## Your instructions
Each line of the records that holds the word "cube" should be copied out.
::::
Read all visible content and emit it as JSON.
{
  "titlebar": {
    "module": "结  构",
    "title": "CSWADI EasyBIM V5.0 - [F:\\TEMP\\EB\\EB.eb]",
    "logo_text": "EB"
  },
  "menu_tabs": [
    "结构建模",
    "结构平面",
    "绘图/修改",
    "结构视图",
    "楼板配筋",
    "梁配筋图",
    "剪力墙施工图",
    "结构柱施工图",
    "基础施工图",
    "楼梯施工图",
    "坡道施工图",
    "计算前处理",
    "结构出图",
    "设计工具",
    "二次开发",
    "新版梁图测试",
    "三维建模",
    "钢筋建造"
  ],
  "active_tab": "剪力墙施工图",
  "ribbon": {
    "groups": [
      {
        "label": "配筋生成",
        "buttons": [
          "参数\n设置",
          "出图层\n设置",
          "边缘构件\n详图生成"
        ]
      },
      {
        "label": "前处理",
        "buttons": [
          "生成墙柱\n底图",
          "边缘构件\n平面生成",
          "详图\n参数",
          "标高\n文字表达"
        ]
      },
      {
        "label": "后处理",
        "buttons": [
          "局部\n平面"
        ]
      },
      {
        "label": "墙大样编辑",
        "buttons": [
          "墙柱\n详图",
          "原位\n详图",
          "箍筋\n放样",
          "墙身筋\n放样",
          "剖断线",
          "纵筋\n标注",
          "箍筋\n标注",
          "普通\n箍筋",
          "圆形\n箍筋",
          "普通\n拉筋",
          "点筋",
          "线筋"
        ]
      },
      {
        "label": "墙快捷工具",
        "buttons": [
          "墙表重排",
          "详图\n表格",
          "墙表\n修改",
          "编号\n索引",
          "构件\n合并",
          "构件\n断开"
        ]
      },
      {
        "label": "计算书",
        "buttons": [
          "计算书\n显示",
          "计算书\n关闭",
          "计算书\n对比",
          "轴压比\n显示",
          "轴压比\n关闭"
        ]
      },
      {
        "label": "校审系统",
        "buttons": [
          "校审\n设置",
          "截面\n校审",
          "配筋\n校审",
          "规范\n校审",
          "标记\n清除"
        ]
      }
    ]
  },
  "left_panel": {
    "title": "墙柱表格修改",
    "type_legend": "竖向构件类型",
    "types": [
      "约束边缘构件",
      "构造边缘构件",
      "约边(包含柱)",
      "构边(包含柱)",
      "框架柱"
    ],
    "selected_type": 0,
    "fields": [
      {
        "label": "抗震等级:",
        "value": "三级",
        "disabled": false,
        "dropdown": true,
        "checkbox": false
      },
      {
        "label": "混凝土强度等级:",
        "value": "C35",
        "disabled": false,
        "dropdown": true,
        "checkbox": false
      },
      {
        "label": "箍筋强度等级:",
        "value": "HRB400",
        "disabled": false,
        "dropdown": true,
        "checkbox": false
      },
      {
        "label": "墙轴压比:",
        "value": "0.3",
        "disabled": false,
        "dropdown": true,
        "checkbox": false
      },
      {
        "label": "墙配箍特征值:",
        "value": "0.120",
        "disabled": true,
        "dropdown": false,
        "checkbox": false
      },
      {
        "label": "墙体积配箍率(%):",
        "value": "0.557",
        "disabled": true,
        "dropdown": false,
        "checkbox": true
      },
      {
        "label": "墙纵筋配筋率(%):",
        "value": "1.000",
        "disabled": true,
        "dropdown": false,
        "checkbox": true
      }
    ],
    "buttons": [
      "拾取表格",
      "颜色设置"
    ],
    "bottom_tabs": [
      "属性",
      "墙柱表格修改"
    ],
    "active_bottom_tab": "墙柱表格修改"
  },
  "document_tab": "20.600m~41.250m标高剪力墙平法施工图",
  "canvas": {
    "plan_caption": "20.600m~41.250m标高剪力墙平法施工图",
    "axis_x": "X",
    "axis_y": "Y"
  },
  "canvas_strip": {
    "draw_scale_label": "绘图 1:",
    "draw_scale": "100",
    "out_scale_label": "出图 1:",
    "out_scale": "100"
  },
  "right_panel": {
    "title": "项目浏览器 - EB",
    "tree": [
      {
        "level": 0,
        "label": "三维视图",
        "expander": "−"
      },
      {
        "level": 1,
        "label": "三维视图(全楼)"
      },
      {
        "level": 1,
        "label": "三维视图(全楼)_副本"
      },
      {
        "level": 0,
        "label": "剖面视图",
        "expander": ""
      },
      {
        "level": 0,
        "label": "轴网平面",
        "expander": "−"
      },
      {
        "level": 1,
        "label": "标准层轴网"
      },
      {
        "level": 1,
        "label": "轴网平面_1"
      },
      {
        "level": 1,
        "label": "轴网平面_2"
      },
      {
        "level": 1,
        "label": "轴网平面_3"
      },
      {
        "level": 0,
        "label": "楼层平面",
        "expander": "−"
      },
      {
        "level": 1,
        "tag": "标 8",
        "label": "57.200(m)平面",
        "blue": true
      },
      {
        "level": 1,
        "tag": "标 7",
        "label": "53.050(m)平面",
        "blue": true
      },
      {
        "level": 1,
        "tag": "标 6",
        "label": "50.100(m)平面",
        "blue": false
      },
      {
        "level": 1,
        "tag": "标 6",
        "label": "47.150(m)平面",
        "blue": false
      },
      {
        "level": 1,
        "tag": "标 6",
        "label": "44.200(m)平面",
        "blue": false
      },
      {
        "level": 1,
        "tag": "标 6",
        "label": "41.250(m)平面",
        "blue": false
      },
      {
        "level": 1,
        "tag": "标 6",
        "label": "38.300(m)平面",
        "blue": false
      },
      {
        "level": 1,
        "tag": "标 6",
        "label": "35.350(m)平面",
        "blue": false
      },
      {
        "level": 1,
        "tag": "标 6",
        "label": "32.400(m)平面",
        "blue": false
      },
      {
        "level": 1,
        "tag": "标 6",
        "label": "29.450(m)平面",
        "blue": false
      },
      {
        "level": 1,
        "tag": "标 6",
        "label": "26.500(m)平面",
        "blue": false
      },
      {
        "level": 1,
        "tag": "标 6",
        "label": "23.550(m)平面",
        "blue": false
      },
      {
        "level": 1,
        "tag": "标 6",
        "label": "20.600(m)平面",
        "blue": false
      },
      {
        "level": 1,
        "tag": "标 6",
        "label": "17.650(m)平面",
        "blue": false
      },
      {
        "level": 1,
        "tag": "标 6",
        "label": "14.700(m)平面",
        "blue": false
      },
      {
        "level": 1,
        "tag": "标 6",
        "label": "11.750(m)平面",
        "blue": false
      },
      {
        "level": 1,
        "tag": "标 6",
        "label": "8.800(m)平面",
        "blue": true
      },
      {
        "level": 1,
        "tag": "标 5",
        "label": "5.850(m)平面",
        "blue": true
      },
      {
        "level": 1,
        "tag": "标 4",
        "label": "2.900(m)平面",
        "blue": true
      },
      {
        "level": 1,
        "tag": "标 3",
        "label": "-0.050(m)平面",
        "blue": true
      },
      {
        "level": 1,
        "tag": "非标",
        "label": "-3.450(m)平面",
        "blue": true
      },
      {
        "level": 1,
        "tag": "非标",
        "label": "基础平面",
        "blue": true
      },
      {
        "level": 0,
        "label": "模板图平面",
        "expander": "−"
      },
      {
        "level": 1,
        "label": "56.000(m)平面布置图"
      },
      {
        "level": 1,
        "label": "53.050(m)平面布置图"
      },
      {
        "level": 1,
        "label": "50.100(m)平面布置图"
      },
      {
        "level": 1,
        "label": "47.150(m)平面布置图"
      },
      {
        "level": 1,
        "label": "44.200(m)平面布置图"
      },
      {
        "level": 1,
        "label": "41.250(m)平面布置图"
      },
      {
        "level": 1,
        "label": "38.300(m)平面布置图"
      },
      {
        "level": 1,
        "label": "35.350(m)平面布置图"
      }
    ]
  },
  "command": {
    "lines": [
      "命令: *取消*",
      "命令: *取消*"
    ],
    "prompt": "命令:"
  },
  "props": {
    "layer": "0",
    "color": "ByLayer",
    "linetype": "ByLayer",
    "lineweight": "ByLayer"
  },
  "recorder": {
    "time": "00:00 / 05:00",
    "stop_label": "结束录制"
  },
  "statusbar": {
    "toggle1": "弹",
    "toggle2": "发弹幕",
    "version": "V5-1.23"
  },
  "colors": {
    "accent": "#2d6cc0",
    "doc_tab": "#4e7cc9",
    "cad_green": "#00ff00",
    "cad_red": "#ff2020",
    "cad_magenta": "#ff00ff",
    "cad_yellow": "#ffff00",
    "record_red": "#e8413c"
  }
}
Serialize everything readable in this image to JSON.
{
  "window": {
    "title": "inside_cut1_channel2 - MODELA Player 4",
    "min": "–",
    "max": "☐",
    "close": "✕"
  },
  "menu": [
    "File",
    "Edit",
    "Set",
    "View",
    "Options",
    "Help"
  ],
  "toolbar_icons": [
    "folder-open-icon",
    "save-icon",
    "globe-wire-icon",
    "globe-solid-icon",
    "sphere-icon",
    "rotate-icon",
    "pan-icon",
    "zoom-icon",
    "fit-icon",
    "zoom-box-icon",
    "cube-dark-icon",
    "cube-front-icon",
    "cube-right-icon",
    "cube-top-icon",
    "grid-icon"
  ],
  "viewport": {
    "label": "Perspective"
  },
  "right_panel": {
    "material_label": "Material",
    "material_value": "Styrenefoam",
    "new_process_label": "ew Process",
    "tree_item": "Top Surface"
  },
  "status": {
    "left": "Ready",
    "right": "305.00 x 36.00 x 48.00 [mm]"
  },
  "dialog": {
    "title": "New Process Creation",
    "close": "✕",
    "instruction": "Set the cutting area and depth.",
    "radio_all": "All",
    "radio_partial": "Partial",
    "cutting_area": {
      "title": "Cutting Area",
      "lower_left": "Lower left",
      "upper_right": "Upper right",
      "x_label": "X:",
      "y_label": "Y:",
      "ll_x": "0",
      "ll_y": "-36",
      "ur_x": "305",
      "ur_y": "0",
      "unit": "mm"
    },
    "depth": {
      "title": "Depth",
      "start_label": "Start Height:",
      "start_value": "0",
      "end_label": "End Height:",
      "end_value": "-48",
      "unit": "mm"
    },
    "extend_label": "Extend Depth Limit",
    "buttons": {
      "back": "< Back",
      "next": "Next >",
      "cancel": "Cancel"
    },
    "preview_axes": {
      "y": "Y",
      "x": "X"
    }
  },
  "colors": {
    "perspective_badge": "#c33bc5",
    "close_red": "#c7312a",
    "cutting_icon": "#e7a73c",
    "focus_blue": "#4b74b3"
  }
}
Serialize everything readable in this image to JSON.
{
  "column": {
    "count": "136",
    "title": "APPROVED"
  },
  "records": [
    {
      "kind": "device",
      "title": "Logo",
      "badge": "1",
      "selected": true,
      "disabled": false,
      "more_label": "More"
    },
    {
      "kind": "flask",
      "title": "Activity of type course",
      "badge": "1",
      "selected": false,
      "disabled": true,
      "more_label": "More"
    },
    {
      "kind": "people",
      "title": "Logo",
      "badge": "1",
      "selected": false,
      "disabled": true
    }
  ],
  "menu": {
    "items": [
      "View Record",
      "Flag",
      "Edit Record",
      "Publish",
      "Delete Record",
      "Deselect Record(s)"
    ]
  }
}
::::
## Answer box
    "cube-dark-icon",
    "cube-front-icon",
    "cube-right-icon",
    "cube-top-icon",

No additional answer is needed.